▶ [PROBLEM]:
Look through the lines below and copy each one that includes "JSON".

▶ [DATA SUPPLIED]:

------------------------

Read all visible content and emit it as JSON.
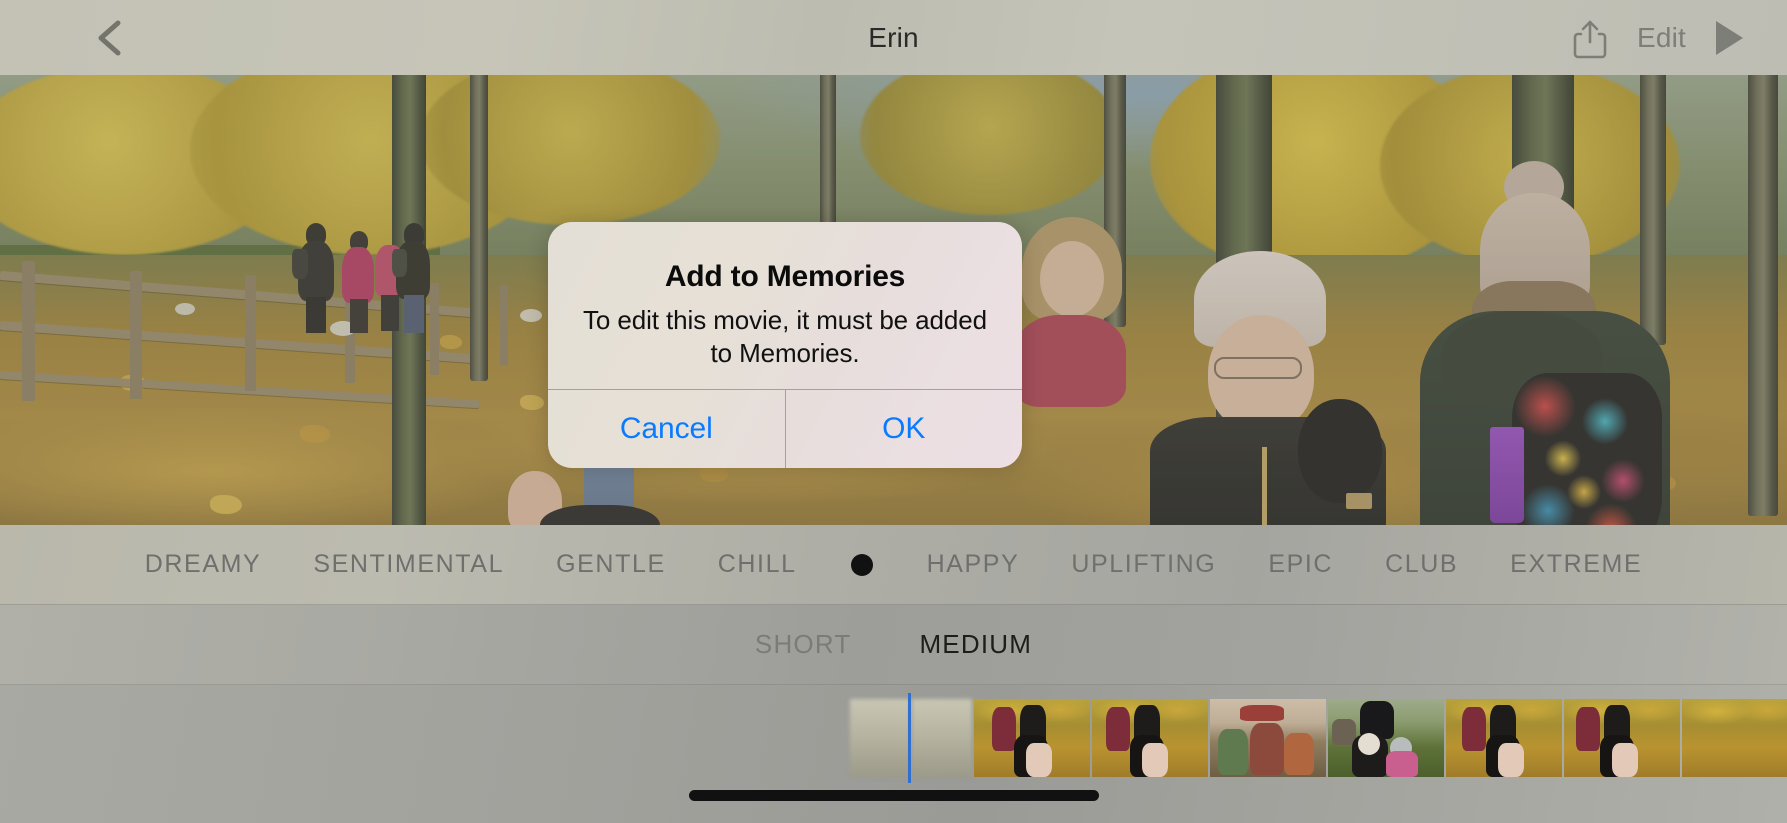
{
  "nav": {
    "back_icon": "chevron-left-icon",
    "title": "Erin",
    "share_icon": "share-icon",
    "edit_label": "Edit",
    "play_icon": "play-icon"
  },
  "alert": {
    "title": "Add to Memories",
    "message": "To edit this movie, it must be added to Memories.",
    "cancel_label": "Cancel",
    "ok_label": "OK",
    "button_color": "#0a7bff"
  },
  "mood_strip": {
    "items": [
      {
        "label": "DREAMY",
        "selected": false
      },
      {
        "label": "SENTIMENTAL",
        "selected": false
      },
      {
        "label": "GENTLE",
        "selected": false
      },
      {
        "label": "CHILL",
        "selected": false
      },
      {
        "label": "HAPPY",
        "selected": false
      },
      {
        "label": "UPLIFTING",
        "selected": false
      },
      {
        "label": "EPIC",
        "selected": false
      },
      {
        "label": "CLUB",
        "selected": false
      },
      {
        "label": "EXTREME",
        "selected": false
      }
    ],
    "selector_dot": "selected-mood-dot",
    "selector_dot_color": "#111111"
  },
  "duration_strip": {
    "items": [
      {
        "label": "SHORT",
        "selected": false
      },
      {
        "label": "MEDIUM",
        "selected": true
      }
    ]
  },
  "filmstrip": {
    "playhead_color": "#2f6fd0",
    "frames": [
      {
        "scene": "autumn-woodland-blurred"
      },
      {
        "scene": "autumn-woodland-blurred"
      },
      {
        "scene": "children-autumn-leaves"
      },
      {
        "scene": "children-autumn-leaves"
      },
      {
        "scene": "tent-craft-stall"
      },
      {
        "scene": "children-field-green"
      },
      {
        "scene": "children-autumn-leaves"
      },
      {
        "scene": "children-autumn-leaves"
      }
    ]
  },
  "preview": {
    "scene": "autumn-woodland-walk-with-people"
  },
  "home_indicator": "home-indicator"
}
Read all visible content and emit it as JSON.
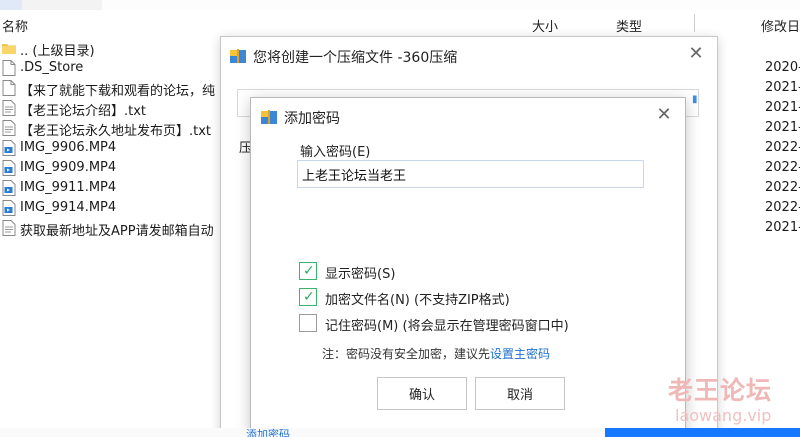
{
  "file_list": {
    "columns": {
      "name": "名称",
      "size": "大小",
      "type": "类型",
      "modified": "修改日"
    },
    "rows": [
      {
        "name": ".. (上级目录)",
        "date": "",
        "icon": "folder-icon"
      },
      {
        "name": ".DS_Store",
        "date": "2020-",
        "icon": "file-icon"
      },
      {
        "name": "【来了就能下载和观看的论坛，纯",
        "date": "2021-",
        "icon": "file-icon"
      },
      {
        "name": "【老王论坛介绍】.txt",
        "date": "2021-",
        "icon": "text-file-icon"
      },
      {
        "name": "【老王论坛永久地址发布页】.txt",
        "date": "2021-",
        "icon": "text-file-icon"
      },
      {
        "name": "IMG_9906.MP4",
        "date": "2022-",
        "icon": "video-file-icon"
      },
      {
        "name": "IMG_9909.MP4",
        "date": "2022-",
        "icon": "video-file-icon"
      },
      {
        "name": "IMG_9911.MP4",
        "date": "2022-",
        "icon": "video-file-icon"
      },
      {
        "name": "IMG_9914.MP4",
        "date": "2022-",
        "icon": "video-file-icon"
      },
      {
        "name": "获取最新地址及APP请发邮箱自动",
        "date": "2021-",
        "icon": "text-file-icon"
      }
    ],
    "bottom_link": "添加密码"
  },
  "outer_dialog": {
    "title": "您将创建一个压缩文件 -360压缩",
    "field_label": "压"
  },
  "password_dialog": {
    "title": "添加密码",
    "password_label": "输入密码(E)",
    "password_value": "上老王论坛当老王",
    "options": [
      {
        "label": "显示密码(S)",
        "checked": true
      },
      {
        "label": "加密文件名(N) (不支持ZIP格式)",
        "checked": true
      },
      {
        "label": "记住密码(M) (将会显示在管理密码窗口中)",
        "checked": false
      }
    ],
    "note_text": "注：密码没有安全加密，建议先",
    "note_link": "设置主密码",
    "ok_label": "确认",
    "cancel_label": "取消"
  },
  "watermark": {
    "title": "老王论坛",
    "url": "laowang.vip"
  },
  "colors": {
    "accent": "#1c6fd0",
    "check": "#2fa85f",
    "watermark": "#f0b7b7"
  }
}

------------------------

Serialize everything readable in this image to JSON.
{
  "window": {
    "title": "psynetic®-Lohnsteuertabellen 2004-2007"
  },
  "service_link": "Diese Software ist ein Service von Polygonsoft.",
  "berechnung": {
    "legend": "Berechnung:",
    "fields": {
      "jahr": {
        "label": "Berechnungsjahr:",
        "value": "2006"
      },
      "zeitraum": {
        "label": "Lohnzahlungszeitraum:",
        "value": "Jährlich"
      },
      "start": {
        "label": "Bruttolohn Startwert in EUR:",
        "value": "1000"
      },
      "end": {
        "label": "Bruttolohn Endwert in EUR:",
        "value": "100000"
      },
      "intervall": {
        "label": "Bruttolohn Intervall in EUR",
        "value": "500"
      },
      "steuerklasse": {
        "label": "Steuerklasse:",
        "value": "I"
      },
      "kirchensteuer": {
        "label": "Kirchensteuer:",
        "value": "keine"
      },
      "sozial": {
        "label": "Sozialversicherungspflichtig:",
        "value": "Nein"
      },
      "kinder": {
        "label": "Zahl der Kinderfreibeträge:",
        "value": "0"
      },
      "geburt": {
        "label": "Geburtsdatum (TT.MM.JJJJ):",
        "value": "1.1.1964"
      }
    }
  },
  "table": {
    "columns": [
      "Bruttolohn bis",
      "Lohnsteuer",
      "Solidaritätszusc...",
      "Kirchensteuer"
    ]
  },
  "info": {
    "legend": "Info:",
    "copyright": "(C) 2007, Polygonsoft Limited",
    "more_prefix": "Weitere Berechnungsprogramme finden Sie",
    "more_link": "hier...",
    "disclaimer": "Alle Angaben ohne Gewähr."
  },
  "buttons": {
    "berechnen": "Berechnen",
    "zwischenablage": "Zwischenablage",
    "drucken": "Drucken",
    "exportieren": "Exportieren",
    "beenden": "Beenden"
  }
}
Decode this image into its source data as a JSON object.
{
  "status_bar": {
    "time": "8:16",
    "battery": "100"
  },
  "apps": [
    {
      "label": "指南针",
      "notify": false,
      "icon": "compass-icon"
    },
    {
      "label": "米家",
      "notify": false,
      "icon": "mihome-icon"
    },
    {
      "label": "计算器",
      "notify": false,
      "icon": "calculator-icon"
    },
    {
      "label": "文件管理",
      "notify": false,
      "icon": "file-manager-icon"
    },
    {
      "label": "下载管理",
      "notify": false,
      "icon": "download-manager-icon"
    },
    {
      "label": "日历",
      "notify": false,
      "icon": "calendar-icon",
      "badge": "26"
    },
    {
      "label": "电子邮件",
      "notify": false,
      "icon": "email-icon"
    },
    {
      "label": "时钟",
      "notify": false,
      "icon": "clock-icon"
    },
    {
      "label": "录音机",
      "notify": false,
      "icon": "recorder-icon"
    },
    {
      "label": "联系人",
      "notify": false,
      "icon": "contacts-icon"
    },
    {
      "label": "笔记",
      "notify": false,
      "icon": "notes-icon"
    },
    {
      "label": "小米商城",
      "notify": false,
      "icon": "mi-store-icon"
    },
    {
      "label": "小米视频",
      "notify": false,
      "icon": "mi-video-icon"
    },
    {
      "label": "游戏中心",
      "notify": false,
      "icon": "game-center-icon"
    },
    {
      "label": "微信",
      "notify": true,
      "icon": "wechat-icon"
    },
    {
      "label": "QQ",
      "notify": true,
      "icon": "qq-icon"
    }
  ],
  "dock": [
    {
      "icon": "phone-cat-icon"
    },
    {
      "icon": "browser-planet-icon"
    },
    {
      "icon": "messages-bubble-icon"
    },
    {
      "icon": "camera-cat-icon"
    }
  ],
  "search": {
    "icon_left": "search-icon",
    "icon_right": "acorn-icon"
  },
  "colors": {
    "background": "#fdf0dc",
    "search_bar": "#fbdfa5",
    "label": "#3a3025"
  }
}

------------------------

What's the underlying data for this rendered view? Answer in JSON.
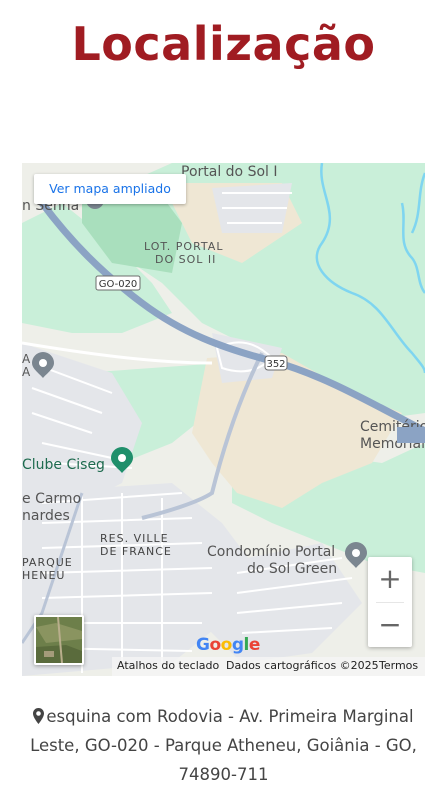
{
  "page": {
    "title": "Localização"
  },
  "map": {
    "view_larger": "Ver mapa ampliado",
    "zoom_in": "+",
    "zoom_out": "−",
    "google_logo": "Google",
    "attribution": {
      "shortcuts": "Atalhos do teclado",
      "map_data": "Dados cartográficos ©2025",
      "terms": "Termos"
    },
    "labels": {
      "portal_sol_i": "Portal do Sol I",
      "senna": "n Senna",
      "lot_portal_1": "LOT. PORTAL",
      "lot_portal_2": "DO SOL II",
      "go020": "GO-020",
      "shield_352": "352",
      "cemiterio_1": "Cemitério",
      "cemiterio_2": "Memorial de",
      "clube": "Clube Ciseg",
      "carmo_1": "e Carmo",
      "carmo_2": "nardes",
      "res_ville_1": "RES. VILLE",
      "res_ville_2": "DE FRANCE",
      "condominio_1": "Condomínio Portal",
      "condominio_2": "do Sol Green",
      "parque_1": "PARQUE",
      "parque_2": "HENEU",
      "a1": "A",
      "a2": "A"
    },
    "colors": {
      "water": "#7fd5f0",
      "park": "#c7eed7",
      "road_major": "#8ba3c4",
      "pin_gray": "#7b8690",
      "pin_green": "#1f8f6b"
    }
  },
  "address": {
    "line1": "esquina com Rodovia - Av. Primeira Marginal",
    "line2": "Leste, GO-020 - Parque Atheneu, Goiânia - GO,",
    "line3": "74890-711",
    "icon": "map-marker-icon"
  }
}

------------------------

▶ [SOLVED PROBLEM]:
Read all visible content and emit it as JSON.
Read all visible content and emit it as JSON.
Serialize everything readable in this image to JSON.
Decode this image into its source data as a JSON object.
What's the underlying data for this rendered view? Answer in JSON.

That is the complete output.